Records shown:

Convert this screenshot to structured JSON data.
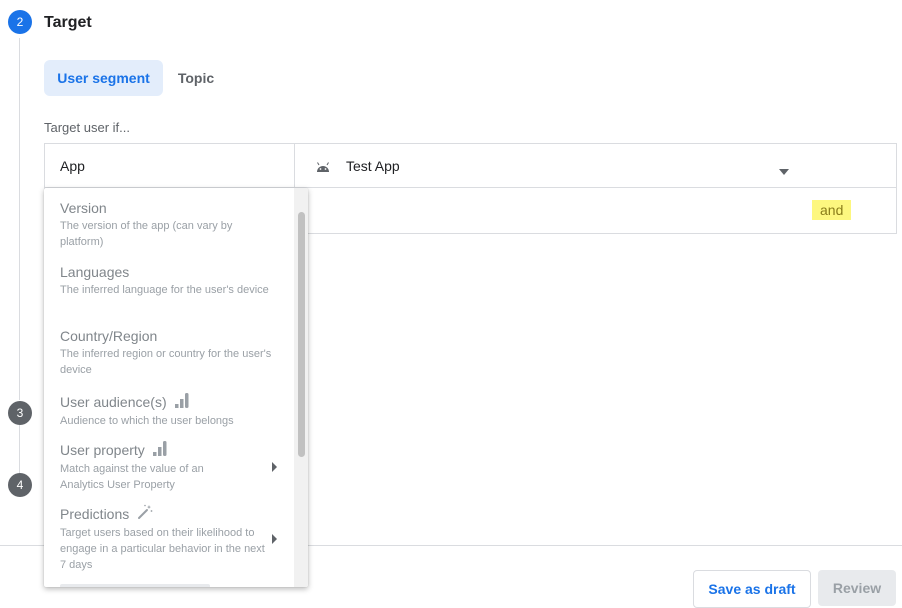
{
  "steps": [
    {
      "number": "2",
      "title": "Target",
      "color": "#1a73e8"
    },
    {
      "number": "3",
      "color": "#5f6368"
    },
    {
      "number": "4",
      "color": "#5f6368"
    }
  ],
  "tabs": [
    {
      "label": "User segment",
      "active": true
    },
    {
      "label": "Topic",
      "active": false
    }
  ],
  "target_label": "Target user if...",
  "condition": {
    "field_value": "App",
    "app_icon": "android-icon",
    "app_value": "Test App",
    "and_label": "and"
  },
  "dropdown_options": [
    {
      "title": "Version",
      "description": "The version of the app (can vary by platform)",
      "icon": "",
      "submenu": false
    },
    {
      "title": "Languages",
      "description": "The inferred language for the user's device",
      "icon": "",
      "submenu": false
    },
    {
      "title": "Country/Region",
      "description": "The inferred region or country for the user's device",
      "icon": "",
      "submenu": false
    },
    {
      "title": "User audience(s)",
      "description": "Audience to which the user belongs",
      "icon": "analytics-icon",
      "submenu": false
    },
    {
      "title": "User property",
      "description": "Match against the value of an Analytics User Property",
      "icon": "analytics-icon",
      "submenu": true
    },
    {
      "title": "Predictions",
      "description": "Target users based on their likelihood to engage in a particular behavior in the next 7 days",
      "icon": "magic-wand-icon",
      "submenu": true
    }
  ],
  "footer": {
    "save_draft": "Save as draft",
    "review": "Review"
  }
}
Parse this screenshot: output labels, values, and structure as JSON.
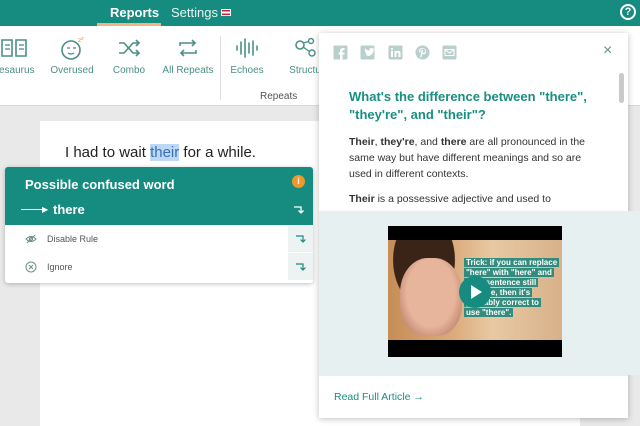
{
  "nav": {
    "reports_label": "Reports",
    "settings_label": "Settings",
    "help_glyph": "?"
  },
  "toolbar": {
    "tools": [
      {
        "label": "hesaurus",
        "icon": "book-icon"
      },
      {
        "label": "Overused",
        "icon": "sleepy-face-icon"
      },
      {
        "label": "Combo",
        "icon": "shuffle-icon"
      },
      {
        "label": "All Repeats",
        "icon": "repeat-icon"
      },
      {
        "label": "Echoes",
        "icon": "soundwave-icon"
      },
      {
        "label": "Structu",
        "icon": "network-icon"
      }
    ],
    "group_label": "Repeats"
  },
  "document": {
    "before": "I had to wait ",
    "highlight": "their",
    "after": " for a while."
  },
  "popup": {
    "title": "Possible confused word",
    "info_glyph": "i",
    "suggestion": "there",
    "rows": [
      {
        "label": "Disable Rule",
        "icon": "eye-off-icon"
      },
      {
        "label": "Ignore",
        "icon": "x-circle-icon"
      }
    ]
  },
  "panel": {
    "share_icons": [
      "facebook-icon",
      "twitter-icon",
      "linkedin-icon",
      "pinterest-icon",
      "email-icon"
    ],
    "close_glyph": "×",
    "title": "What's the difference between \"there\", \"they're\", and \"their\"?",
    "p1_b1": "Their",
    "p1_t1": ", ",
    "p1_b2": "they're",
    "p1_t2": ", and ",
    "p1_b3": "there",
    "p1_t3": " are all pronounced in the same way but have different meanings and so are used in different contexts.",
    "p2_b1": "Their",
    "p2_t1": " is a possessive adjective and used to",
    "video": {
      "trick_line1": "Trick: if you can replace",
      "trick_line2": "\"here\" with \"here\" and",
      "trick_line3": "your sentence still",
      "trick_line4": "s sense, then it's",
      "trick_line5": "probably correct to",
      "trick_line6": "use \"there\"."
    },
    "read_full": "Read Full Article →"
  },
  "colors": {
    "brand": "#168b80",
    "accent": "#f1962a",
    "highlight": "#bcd8f5"
  }
}
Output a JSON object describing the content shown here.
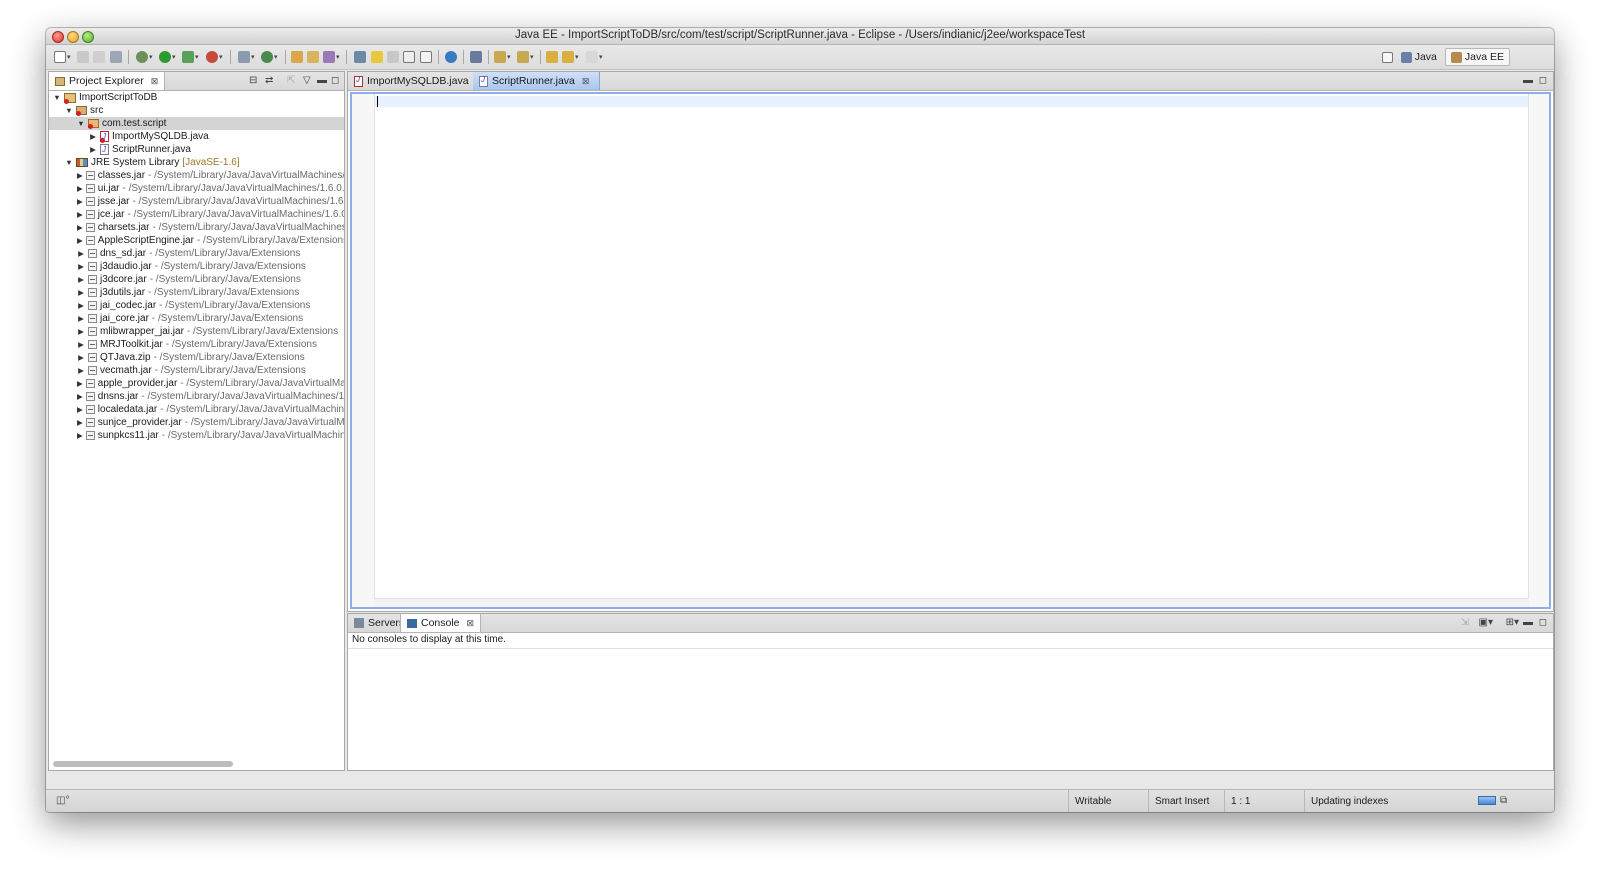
{
  "window": {
    "title": "Java EE - ImportScriptToDB/src/com/test/script/ScriptRunner.java - Eclipse - /Users/indianic/j2ee/workspaceTest"
  },
  "toolbar": {
    "icons": [
      "new-wizard-icon",
      "save-icon",
      "save-all-icon",
      "print-icon",
      "debug-icon",
      "run-icon",
      "run-coverage-icon",
      "external-tools-icon",
      "new-server-icon",
      "new-class-icon",
      "open-type-icon",
      "open-task-icon",
      "search-icon",
      "next-annotation-icon",
      "toggle-mark-occurrences-icon",
      "toggle-breadcrumb-icon",
      "block-selection-icon",
      "show-whitespace-icon",
      "web-browser-icon",
      "launch-icon",
      "next-annotation-down-icon",
      "prev-annotation-icon",
      "back-icon",
      "forward-icon"
    ]
  },
  "perspectives": {
    "items": [
      {
        "label": "Java",
        "active": false
      },
      {
        "label": "Java EE",
        "active": true
      }
    ]
  },
  "project_explorer": {
    "tab_label": "Project Explorer",
    "tree": [
      {
        "level": 0,
        "twisty": "open",
        "icon": "project",
        "name": "ImportScriptToDB",
        "path": "",
        "decoration": "",
        "error": true
      },
      {
        "level": 1,
        "twisty": "open",
        "icon": "src",
        "name": "src",
        "path": "",
        "decoration": "",
        "error": true
      },
      {
        "level": 2,
        "twisty": "open",
        "icon": "package",
        "name": "com.test.script",
        "path": "",
        "decoration": "",
        "error": true,
        "selected": true
      },
      {
        "level": 3,
        "twisty": "closed",
        "icon": "java-err",
        "name": "ImportMySQLDB.java",
        "path": "",
        "decoration": "",
        "error": true
      },
      {
        "level": 3,
        "twisty": "closed",
        "icon": "java",
        "name": "ScriptRunner.java",
        "path": "",
        "decoration": ""
      },
      {
        "level": 1,
        "twisty": "open",
        "icon": "lib",
        "name": "JRE System Library",
        "path": "",
        "decoration": " [JavaSE-1.6]"
      },
      {
        "level": 2,
        "twisty": "closed",
        "icon": "jar",
        "name": "classes.jar",
        "path": " - /System/Library/Java/JavaVirtualMachines/1.",
        "decoration": ""
      },
      {
        "level": 2,
        "twisty": "closed",
        "icon": "jar",
        "name": "ui.jar",
        "path": " - /System/Library/Java/JavaVirtualMachines/1.6.0.jd",
        "decoration": ""
      },
      {
        "level": 2,
        "twisty": "closed",
        "icon": "jar",
        "name": "jsse.jar",
        "path": " - /System/Library/Java/JavaVirtualMachines/1.6.0",
        "decoration": ""
      },
      {
        "level": 2,
        "twisty": "closed",
        "icon": "jar",
        "name": "jce.jar",
        "path": " - /System/Library/Java/JavaVirtualMachines/1.6.0.",
        "decoration": ""
      },
      {
        "level": 2,
        "twisty": "closed",
        "icon": "jar",
        "name": "charsets.jar",
        "path": " - /System/Library/Java/JavaVirtualMachines/1",
        "decoration": ""
      },
      {
        "level": 2,
        "twisty": "closed",
        "icon": "jar",
        "name": "AppleScriptEngine.jar",
        "path": " - /System/Library/Java/Extensions",
        "decoration": ""
      },
      {
        "level": 2,
        "twisty": "closed",
        "icon": "jar",
        "name": "dns_sd.jar",
        "path": " - /System/Library/Java/Extensions",
        "decoration": ""
      },
      {
        "level": 2,
        "twisty": "closed",
        "icon": "jar",
        "name": "j3daudio.jar",
        "path": " - /System/Library/Java/Extensions",
        "decoration": ""
      },
      {
        "level": 2,
        "twisty": "closed",
        "icon": "jar",
        "name": "j3dcore.jar",
        "path": " - /System/Library/Java/Extensions",
        "decoration": ""
      },
      {
        "level": 2,
        "twisty": "closed",
        "icon": "jar",
        "name": "j3dutils.jar",
        "path": " - /System/Library/Java/Extensions",
        "decoration": ""
      },
      {
        "level": 2,
        "twisty": "closed",
        "icon": "jar",
        "name": "jai_codec.jar",
        "path": " - /System/Library/Java/Extensions",
        "decoration": ""
      },
      {
        "level": 2,
        "twisty": "closed",
        "icon": "jar",
        "name": "jai_core.jar",
        "path": " - /System/Library/Java/Extensions",
        "decoration": ""
      },
      {
        "level": 2,
        "twisty": "closed",
        "icon": "jar",
        "name": "mlibwrapper_jai.jar",
        "path": " - /System/Library/Java/Extensions",
        "decoration": ""
      },
      {
        "level": 2,
        "twisty": "closed",
        "icon": "jar",
        "name": "MRJToolkit.jar",
        "path": " - /System/Library/Java/Extensions",
        "decoration": ""
      },
      {
        "level": 2,
        "twisty": "closed",
        "icon": "jar",
        "name": "QTJava.zip",
        "path": " - /System/Library/Java/Extensions",
        "decoration": ""
      },
      {
        "level": 2,
        "twisty": "closed",
        "icon": "jar",
        "name": "vecmath.jar",
        "path": " - /System/Library/Java/Extensions",
        "decoration": ""
      },
      {
        "level": 2,
        "twisty": "closed",
        "icon": "jar",
        "name": "apple_provider.jar",
        "path": " - /System/Library/Java/JavaVirtualMacl",
        "decoration": ""
      },
      {
        "level": 2,
        "twisty": "closed",
        "icon": "jar",
        "name": "dnsns.jar",
        "path": " - /System/Library/Java/JavaVirtualMachines/1.6",
        "decoration": ""
      },
      {
        "level": 2,
        "twisty": "closed",
        "icon": "jar",
        "name": "localedata.jar",
        "path": " - /System/Library/Java/JavaVirtualMachines",
        "decoration": ""
      },
      {
        "level": 2,
        "twisty": "closed",
        "icon": "jar",
        "name": "sunjce_provider.jar",
        "path": " - /System/Library/Java/JavaVirtualMac",
        "decoration": ""
      },
      {
        "level": 2,
        "twisty": "closed",
        "icon": "jar",
        "name": "sunpkcs11.jar",
        "path": " - /System/Library/Java/JavaVirtualMachine",
        "decoration": ""
      }
    ]
  },
  "editor": {
    "tabs": [
      {
        "label": "ImportMySQLDB.java",
        "active": false,
        "error": true
      },
      {
        "label": "ScriptRunner.java",
        "active": true,
        "error": false
      }
    ]
  },
  "bottom_panel": {
    "tabs": [
      {
        "label": "Servers",
        "active": false
      },
      {
        "label": "Console",
        "active": true
      }
    ],
    "console_message": "No consoles to display at this time."
  },
  "status_bar": {
    "writable": "Writable",
    "insert_mode": "Smart Insert",
    "cursor_position": "1 : 1",
    "progress_text": "Updating indexes"
  }
}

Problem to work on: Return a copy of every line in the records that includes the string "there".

The answer:
    "suggestion": "there",
    "title": "What's the difference between \"there\", \"they're\", and \"their\"?",
    "p1_b3": "there",
      "trick_line6": "use \"there\"."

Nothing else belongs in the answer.